LONDON – The 9th Hijri month of Ramadan starts this week when 1.8 Muslims around the world will abstain from food and drink between sunrise and sunset for 29 or 30 days.
Fasting for long hours, Muslims see Ramadan as a time of sacrifice and spiritual struggle against personal desires “Jihad An-Nafs” for the sake of God.
Islamic Law (Shari’ah) encourages fasting to make people feel the hardships of the poor and the needy. In response, Allah Almighty rewards Muslims for that when He informed in the Hadith Qudsi (heavenly-revealed Prophetic Hadith): “Every good action is rewarded by ten times its kind, up to seven hundred times, except fasting, which is for Me, and I reward it.” (Narrated in the Sunan of Tirmidhi and the Muwatta of Imam Malik, from Abu Hurayra, with variants in Bukhari, Muslim, Abu Dawud, Nasa`i, and Ahmad).
Exercising is difficult at the best of times, but imagine doing it while fasting for most of the day. In fact, Ramadan can be not only tolerant with sports, but even a successful tool for maintaining a healthy lifestyle.
Sleep and Lose Weight
Yasmin Khalid from Kent, Britain enjoys going to the gym and taking part in fitness classes after taking care of her four kids, but finds it tough during Ramadan – not necessarily because of the lack of food and water, but because she is sleep-deprived.
Dr. Ranj Singh, presenter of CBeebies show Get Well Soon and resident doctor for ITV’s This Morning, told BBC in reply to Khalid that “People who sleep better tend to eat and snack less during the day. So a good night’s sleep may help you control your cravings when fasting.”
Amjad Iqbal is a 34-year-old semi-professional footballer at Farsley Celtic and Bradford Park Avenue in the UK who always fasts during Ramadan and sometimes the time of breaking his fast coincides with the matches.
“The manager would keep track of the time, just for me, and then throw sweets on to the pitch for me to eat,” he said.
Amjad turns out weekly for his team while fasting and admits he felt the effects afterward as he loses up to five kilograms in weight over the month of Ramadan.
Some Muslim athletes, such as rower Moe Sbihi, decide not to fast during competitions in accordance with Shari’ah and instead donate money to charity, but make up the fast later in the year, which is allowed in Islam.
Taking benefit from the flexibility of Islamic Shari’ah, other Muslim athletes such as boxer Amir Khan fast throughout the entire month while reducing the intensity of their training during those 30 days.

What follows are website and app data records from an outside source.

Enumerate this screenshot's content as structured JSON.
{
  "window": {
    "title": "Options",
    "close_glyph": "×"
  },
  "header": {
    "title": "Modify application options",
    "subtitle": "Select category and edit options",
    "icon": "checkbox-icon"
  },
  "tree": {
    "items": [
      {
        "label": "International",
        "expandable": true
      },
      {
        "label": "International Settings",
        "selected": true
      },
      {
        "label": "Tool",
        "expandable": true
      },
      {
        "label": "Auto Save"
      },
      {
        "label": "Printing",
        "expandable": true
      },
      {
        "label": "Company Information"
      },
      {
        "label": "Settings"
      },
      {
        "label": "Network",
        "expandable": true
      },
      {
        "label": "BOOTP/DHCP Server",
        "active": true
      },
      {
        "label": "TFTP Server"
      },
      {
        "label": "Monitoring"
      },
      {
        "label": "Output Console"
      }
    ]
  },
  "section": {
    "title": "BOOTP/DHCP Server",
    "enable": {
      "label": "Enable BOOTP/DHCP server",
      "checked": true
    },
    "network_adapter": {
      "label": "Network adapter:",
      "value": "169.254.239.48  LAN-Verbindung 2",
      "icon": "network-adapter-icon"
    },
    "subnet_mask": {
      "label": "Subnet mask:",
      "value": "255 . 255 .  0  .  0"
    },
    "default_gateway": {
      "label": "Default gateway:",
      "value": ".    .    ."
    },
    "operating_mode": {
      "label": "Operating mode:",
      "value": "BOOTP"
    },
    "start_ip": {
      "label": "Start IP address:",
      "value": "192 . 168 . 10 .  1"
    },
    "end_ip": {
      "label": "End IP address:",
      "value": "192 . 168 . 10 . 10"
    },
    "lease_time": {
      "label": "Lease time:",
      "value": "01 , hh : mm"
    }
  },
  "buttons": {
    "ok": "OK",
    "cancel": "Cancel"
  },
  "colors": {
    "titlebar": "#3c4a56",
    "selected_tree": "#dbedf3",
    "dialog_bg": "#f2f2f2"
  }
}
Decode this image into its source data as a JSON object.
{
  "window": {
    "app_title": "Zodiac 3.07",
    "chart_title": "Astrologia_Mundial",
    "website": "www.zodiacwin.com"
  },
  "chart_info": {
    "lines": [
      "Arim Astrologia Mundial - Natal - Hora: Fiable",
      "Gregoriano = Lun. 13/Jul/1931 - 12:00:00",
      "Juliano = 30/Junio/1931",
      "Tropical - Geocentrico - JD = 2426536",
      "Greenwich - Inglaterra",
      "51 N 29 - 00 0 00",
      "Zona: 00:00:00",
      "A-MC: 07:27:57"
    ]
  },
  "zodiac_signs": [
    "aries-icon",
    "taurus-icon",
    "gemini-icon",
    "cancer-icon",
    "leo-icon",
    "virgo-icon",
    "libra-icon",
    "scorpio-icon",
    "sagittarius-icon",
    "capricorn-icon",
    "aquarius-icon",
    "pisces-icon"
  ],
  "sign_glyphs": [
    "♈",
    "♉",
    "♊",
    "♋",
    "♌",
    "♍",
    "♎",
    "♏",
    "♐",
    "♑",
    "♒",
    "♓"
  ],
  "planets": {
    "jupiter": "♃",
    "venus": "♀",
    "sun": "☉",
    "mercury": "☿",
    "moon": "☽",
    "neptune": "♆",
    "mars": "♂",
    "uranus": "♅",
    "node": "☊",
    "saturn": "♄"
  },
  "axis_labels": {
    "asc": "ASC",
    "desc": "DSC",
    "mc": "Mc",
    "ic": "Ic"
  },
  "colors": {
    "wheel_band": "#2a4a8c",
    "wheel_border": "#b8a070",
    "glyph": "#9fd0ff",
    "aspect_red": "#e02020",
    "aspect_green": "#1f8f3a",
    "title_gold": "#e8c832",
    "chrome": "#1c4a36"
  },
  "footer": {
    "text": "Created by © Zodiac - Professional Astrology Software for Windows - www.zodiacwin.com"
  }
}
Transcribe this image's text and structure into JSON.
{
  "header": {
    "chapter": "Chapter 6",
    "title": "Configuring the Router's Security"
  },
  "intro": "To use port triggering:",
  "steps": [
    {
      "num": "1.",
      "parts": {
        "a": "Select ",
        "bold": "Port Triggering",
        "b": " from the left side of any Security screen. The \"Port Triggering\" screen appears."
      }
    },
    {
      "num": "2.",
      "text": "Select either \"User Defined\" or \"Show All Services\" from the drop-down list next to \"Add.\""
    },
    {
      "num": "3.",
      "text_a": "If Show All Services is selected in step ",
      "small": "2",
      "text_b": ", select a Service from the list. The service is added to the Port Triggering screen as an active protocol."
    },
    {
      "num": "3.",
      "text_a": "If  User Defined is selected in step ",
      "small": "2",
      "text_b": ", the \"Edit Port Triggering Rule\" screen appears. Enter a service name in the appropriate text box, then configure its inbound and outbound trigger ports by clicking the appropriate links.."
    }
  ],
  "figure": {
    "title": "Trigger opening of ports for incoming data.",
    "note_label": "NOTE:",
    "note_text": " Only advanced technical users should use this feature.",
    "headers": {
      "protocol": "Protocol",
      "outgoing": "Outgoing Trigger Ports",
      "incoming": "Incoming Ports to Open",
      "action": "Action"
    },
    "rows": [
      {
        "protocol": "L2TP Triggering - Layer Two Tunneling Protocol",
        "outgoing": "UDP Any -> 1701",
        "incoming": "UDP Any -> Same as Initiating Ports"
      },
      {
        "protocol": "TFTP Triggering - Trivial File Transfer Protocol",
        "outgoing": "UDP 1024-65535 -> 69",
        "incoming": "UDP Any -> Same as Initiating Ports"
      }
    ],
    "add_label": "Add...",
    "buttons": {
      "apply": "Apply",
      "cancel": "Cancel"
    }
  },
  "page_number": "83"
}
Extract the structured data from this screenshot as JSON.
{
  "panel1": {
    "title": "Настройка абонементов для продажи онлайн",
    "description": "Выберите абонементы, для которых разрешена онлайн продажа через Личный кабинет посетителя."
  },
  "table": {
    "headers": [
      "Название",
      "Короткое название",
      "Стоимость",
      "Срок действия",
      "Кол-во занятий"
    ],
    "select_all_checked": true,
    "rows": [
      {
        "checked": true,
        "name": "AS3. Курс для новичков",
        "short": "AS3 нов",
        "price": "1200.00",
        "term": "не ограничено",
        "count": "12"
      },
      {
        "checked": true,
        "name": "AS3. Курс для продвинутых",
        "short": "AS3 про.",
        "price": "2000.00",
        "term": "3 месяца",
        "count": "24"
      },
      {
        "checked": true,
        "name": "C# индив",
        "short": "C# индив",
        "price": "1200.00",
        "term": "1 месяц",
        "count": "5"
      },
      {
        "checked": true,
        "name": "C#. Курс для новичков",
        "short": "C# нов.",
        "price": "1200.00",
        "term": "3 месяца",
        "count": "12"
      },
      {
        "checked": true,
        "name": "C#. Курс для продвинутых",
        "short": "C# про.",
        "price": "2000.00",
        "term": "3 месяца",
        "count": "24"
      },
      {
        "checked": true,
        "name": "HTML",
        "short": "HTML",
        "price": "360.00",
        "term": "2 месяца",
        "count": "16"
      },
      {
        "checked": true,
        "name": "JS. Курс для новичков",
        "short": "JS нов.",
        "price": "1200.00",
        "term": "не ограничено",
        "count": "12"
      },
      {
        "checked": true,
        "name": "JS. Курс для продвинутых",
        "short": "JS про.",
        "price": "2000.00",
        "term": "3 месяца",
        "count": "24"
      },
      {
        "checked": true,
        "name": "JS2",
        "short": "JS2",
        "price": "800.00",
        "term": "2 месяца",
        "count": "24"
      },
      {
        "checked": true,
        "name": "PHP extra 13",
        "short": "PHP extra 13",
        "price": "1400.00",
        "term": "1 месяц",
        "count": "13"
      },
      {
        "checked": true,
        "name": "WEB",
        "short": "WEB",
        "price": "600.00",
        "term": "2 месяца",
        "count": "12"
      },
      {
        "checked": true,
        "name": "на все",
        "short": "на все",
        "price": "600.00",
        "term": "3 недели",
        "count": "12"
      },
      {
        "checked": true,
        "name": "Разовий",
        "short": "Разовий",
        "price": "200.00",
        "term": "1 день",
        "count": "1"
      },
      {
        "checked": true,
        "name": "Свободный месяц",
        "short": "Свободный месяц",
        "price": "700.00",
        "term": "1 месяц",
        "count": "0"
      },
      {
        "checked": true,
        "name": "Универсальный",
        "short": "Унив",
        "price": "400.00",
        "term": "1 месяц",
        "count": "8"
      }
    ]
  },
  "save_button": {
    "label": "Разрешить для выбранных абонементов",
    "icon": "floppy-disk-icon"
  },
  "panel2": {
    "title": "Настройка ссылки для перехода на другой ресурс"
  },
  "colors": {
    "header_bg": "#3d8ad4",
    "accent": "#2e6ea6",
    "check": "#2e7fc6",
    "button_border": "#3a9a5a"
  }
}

“But don’t put too much strain on your body,” Dr. Ranj recommends brisk walking, gentle jogs and other light aerobic workouts for a sportive Ramadan yet stresses the importance of timing your exercises.
Enrich Your Routine
Walking to the mosque for prayers instead of driving and taking the stairs rather than a lift are just a couple of ways in which you can introduce exercise into your daily routine.
“Some people will find it easier to work out when they get up in the morning before dawn – that way they have had a chance to build their energy stores overnight. This is probably the best way since your muscles will need the energy to be readily available,” Ranj explained.
Watch Your Iftar
After daytime fasting in Ramadan, you have an overnight window of eating and drinking throughout the night.
Thus, it’s important to think about what you consume in the pre-dawn “suhur” meal and in your evening meal “iftar” to make sure you have enough energy throughout the day.
Dr. Ranj advises that you avoid the temptation of too many sugary, oily or fried foods.
“Firstly, make sure your diet is varied and has a good balance of all the major food groups – for example, carbohydrate, protein, and fat – including lots of fruit and vegetables,” he instructs.
“Secondly, try to eat things that release energy slowly so you will feel less hungry between meals and it will keep you going, such as oats, whole grains and high-fiber foods. Thirdly, pay attention to hydration and make sure you drink plenty. Levels of hydration will affect how much energy you have and your alertness during the day.”
Dr. Ranj also sees Ramadan as a chance for Muslims to make positive changes to their lifestyle.
“Use it as an opportunity to think about what your diet and lifestyle, like for example giving up smoking.”